Congress may have set the speed limit, but it was up to individual states to enforce it and many states didn’t appreciate being bossed around. In fact, some states made a mockery of the law. Nevada, for example, refused to write tickets to speeders unless they were caught traveling more than 70 mph; instead, offenders received $5 “energy wasting” fines.
So, did the lowered speed limit actually accomplish its goal? While the law did slash petroleum consumption by 167,000 barrels per day, the savings represented a drop in demand of only about one.

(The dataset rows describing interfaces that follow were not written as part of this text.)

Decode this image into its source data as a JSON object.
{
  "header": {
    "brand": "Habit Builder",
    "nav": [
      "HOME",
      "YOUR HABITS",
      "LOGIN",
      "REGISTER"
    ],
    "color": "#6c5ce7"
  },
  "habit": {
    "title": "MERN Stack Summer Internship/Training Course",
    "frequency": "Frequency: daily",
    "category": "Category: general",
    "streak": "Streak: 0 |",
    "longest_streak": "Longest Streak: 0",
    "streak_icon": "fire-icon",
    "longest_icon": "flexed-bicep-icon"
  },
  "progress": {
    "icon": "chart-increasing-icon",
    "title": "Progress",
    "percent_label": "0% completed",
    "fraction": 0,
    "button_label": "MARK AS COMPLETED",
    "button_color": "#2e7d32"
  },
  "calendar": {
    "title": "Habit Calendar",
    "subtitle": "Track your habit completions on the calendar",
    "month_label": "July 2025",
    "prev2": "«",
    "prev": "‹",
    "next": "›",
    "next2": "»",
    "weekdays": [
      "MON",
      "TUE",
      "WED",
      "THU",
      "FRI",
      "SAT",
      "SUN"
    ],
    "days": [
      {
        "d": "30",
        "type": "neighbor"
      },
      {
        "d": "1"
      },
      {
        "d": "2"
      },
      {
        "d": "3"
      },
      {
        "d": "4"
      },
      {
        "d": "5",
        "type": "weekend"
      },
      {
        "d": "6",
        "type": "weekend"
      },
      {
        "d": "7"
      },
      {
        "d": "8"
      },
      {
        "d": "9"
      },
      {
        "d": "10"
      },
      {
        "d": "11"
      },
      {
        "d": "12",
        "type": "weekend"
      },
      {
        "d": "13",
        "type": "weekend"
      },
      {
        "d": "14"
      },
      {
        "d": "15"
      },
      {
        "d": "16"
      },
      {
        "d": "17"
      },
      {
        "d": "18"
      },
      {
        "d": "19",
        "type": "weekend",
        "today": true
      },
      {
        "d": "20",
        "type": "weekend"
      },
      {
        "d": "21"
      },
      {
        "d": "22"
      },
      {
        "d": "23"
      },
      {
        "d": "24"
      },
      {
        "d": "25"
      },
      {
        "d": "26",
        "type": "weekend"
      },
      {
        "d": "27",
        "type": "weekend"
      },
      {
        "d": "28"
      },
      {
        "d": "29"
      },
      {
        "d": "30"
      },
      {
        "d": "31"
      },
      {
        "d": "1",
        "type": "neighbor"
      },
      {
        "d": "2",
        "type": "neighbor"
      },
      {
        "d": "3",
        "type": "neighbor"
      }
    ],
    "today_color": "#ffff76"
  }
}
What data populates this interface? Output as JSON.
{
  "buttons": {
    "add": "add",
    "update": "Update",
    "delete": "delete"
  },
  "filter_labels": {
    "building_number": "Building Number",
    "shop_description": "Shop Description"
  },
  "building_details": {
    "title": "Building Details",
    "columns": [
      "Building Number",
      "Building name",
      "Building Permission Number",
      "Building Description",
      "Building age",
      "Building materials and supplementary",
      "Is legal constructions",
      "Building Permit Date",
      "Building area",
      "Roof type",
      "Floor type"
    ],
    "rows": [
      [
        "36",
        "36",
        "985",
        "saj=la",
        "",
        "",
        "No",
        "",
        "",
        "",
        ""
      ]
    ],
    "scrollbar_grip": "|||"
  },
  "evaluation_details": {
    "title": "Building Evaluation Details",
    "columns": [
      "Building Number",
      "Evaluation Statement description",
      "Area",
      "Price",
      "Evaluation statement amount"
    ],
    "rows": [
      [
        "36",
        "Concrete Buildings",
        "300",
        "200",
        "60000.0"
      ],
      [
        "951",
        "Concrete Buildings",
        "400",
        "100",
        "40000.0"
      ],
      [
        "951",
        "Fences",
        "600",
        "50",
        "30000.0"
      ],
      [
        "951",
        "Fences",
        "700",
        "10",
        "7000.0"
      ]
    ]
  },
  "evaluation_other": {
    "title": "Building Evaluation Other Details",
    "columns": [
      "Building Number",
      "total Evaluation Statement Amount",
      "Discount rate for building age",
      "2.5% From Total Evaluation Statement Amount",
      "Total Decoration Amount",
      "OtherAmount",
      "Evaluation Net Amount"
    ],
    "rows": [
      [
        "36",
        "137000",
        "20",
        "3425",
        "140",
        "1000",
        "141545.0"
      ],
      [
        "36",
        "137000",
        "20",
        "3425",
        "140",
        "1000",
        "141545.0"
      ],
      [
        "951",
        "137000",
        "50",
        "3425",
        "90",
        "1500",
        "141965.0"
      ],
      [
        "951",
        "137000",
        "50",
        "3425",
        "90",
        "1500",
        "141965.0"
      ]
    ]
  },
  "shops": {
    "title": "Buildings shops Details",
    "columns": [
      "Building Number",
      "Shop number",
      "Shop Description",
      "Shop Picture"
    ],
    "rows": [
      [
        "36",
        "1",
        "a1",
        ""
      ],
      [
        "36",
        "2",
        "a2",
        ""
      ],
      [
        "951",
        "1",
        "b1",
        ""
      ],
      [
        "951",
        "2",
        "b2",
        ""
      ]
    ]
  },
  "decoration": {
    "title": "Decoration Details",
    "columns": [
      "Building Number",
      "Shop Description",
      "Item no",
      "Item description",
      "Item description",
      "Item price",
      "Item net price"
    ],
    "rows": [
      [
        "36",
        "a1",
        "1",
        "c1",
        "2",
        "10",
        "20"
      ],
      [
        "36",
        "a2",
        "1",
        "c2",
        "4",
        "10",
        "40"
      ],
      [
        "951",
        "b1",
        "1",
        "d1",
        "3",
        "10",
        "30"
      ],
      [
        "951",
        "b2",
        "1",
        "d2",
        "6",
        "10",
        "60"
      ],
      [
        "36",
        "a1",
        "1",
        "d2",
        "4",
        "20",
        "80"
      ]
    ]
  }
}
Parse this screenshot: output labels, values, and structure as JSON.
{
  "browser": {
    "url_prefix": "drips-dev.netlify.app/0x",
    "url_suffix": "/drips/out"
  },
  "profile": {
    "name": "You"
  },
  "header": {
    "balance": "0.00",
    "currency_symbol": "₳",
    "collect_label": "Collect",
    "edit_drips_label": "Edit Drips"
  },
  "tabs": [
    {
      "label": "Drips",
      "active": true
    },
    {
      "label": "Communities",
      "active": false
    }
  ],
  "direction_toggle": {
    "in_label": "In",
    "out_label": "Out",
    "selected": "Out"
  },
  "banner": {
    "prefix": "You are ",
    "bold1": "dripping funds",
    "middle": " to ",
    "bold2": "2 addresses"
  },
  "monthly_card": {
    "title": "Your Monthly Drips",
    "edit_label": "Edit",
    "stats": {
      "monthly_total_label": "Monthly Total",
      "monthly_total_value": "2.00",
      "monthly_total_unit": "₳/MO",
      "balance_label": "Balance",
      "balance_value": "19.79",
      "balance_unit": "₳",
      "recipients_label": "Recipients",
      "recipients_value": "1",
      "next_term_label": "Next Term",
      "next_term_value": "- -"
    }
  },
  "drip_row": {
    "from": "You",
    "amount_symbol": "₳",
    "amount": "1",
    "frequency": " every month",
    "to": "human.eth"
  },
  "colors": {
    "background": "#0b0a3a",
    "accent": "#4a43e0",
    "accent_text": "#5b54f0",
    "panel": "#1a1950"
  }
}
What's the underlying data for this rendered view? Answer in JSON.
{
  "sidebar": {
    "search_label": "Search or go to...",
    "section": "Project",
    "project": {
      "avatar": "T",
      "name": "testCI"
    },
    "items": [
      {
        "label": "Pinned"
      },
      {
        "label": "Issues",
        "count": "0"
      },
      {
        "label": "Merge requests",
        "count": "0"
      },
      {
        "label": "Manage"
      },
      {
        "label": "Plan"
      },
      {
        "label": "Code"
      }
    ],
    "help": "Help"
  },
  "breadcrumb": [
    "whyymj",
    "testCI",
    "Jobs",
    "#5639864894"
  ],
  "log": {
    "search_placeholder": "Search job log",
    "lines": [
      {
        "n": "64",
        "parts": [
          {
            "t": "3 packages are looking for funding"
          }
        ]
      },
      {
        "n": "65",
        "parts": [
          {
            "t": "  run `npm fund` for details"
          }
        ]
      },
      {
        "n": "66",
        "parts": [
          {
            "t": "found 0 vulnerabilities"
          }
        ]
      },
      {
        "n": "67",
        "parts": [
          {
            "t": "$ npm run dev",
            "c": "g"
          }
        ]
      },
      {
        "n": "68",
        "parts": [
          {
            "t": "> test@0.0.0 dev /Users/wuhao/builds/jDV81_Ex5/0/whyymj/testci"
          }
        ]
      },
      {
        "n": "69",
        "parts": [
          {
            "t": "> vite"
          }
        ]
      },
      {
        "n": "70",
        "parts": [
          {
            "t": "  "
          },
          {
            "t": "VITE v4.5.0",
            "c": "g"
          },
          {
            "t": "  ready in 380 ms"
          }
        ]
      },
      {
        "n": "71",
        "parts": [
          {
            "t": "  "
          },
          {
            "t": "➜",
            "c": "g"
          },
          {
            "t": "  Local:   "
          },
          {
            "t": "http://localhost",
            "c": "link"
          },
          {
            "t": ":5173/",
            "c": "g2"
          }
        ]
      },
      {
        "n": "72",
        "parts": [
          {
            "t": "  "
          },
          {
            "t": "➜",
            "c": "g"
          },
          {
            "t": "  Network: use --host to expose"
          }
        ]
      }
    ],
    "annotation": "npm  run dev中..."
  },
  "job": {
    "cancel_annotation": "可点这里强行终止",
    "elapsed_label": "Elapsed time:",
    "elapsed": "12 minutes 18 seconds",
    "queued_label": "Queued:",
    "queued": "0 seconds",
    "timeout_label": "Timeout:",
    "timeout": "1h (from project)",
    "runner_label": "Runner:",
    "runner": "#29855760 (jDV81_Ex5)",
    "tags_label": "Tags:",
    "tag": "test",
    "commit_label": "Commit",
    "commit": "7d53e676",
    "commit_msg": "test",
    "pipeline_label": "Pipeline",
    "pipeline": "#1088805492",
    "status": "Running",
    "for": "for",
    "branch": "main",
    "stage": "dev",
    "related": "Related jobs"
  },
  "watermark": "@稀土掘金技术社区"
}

Highway fatalities also dropped with the lower speed limit, though some analysts have theorized that this reduction was the result of a general decrease in recreational driving rather than slower speeds.
Nonetheless, both state governments and average citizens whined about the law so much that Congress bumped up the speed limit to 65 mph in 1987, then did away with the law completely in 1995, putting speed limits back in the hands of the states, where it belongs.